Close Up

9 December 2018: The Illiac Passion


“The players become but the molecules of the nude protagonist, gyrating and struggling, all in love, bound and unbound, from situation to situation in the vast sea of emotion” – Gregory J. Markopoulos

The Illiac Passion
Gregory Markopoulos
1964-67 | 90 min | Colour | 16mm
Introduced by Mark Webber
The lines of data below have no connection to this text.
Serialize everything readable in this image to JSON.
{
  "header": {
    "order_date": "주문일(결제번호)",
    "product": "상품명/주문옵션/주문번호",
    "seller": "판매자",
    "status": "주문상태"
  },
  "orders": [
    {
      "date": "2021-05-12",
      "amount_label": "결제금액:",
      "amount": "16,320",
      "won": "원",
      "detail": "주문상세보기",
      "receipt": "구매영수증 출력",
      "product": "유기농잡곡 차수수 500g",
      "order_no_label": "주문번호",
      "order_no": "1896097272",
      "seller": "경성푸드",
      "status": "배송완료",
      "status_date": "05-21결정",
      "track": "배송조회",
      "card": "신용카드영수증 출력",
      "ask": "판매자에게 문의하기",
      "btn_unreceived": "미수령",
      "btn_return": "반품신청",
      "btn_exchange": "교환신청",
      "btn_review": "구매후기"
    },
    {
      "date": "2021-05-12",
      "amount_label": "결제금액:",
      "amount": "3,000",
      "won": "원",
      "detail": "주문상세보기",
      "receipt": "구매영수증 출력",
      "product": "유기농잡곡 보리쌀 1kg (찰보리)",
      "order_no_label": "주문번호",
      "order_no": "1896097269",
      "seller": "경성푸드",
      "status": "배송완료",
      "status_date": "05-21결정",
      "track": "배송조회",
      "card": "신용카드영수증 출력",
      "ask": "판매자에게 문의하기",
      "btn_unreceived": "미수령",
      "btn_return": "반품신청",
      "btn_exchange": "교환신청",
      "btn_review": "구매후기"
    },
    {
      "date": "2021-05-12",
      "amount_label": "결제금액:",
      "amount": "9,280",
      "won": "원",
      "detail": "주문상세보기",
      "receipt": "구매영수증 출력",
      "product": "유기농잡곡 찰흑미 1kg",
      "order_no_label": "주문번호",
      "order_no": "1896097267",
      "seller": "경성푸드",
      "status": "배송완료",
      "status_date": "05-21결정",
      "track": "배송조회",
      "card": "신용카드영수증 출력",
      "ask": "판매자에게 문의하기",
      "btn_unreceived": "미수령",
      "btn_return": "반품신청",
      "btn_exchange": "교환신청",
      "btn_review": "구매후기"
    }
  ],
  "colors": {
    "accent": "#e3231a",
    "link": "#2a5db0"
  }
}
"Held as the greatest achievement of Gregory Markopoulos’ American years, The Illiac Passion is a visionary re-writing of Aeschylus’ tragedy Prometheus Bound, but for his modern, erotic odyssey Markopoulos also drew inspiration from several other Greek myths that had always held him “in such jubilation”, like Orpheus and Eurydice and Icarus and Daedalus. Pushing the montage experimentation even further and increasingly focusing on sequences of single frames, the film stars personalities from New York’s 1960s underground scene that are as much mythical as the archetypes they come to play (Andy Warhol, Taylor Mead, Paul Swan, Gerard Malanga and many others). The Illiac Passion perhaps reaches the peaks of its genius with Warhol’s Poseidon making his entrance on scene on an exercise bike and with the soundtrack, a fractured reading of Henry Thoreau’s translation of the ancient tragedy interwoven with excerpts from Béla Bartók’s Cantata Profana and the cries of an eagle." – Eleonora Pesci

Part of Eleonora Pesci's programme, The Pursuit of Wholeness: Gregory Markopoulos